◆ Task instructions: In the data below, which lines hold the word "nWash"? Copy them.

◆ Given entries:
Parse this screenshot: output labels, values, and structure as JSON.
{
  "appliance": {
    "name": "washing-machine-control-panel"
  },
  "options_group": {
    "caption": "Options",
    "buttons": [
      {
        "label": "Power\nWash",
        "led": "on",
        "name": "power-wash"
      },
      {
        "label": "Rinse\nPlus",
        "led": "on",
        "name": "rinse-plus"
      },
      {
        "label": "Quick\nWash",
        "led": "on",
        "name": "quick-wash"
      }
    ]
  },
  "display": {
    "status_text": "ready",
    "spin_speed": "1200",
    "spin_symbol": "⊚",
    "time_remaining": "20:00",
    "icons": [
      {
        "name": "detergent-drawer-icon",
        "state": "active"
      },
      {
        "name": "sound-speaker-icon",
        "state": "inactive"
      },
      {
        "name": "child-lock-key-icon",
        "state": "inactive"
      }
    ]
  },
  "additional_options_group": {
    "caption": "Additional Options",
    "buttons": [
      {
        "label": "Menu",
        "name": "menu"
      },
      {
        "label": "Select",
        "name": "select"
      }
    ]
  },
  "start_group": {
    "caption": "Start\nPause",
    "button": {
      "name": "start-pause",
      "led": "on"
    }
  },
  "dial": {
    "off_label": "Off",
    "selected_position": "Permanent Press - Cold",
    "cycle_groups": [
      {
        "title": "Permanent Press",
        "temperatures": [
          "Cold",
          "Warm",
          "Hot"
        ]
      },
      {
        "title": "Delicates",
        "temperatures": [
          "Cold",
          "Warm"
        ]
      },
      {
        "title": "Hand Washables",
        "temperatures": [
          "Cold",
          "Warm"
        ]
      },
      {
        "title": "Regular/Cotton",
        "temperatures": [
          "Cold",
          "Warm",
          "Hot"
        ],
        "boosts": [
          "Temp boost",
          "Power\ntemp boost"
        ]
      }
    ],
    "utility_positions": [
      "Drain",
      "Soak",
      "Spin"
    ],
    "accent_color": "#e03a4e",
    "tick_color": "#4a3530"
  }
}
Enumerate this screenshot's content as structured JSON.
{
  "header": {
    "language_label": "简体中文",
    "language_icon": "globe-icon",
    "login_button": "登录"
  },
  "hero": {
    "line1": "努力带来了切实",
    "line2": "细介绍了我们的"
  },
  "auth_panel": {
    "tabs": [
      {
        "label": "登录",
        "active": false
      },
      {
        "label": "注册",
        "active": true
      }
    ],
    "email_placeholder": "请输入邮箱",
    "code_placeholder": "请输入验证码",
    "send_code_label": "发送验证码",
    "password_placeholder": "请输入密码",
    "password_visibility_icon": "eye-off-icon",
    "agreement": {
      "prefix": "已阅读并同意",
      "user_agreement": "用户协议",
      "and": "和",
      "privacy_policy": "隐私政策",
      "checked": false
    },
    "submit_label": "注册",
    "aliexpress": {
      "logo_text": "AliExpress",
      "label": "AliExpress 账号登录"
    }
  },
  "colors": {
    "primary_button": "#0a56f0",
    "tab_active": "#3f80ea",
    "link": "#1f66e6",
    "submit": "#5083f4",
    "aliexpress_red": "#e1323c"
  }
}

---

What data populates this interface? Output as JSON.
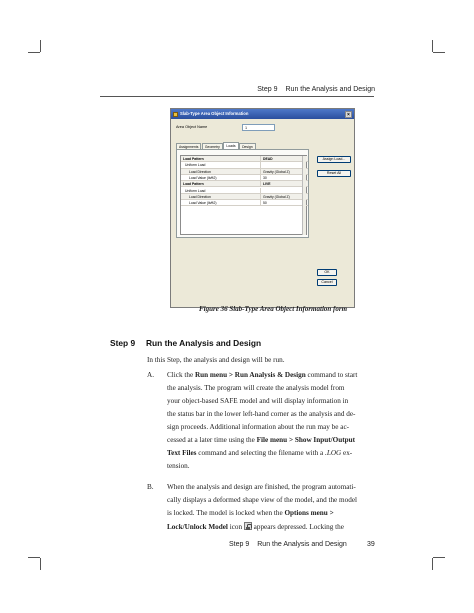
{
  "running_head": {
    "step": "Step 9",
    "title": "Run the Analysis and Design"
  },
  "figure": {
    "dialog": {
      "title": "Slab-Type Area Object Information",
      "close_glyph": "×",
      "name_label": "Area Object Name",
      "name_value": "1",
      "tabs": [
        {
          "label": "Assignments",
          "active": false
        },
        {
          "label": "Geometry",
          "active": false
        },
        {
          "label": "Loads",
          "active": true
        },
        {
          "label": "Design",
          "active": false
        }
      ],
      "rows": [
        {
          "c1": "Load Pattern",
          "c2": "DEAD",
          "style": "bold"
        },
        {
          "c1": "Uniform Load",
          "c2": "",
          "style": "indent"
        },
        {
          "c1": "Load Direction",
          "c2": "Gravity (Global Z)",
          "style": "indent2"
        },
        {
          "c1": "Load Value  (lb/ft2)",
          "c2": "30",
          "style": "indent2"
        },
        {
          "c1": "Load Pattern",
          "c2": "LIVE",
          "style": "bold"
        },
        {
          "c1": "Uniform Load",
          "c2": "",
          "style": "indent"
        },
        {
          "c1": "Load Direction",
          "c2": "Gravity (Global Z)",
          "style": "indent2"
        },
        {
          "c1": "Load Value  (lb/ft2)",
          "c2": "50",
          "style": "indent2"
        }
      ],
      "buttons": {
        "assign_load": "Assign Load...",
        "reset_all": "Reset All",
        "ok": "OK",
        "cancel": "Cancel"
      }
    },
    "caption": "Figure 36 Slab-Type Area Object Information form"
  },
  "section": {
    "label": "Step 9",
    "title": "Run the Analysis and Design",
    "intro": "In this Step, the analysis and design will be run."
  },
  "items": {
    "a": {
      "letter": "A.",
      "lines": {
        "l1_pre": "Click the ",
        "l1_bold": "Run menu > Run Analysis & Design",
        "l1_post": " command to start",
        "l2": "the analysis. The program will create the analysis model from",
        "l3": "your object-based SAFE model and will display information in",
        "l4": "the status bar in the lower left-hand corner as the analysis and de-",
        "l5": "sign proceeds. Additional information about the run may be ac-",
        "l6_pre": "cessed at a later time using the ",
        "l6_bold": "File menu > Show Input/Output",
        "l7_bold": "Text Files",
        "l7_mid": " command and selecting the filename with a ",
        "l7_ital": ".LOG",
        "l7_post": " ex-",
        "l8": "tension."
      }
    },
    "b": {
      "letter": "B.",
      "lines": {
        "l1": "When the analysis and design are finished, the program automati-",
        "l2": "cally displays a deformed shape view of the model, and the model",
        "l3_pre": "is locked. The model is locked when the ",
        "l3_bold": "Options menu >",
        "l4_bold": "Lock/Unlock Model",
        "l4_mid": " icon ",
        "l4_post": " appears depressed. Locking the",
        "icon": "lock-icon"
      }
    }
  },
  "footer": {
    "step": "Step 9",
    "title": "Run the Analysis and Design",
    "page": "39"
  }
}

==

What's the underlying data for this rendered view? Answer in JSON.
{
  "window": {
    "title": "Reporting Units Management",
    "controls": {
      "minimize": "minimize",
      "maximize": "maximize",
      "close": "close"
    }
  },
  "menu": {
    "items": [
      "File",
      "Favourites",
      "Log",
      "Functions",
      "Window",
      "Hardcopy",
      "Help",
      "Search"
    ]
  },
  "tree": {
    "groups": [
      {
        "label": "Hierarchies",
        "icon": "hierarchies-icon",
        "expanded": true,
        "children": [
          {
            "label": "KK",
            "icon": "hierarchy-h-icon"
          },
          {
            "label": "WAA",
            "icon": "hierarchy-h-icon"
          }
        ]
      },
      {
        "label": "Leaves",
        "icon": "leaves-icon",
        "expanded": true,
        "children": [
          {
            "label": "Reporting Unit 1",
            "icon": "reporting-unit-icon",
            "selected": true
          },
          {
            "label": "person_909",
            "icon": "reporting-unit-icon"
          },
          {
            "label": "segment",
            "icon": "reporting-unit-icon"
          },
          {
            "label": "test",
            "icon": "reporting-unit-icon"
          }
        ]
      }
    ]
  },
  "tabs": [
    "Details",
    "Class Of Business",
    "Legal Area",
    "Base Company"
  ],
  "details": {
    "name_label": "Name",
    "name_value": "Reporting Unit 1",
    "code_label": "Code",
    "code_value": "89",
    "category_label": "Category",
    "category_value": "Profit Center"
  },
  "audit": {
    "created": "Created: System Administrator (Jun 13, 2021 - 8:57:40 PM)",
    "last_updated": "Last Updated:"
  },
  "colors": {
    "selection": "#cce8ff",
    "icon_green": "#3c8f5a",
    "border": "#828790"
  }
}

◆ Task output:
        "label": "Power\nWash",
        "label": "Quick\nWash",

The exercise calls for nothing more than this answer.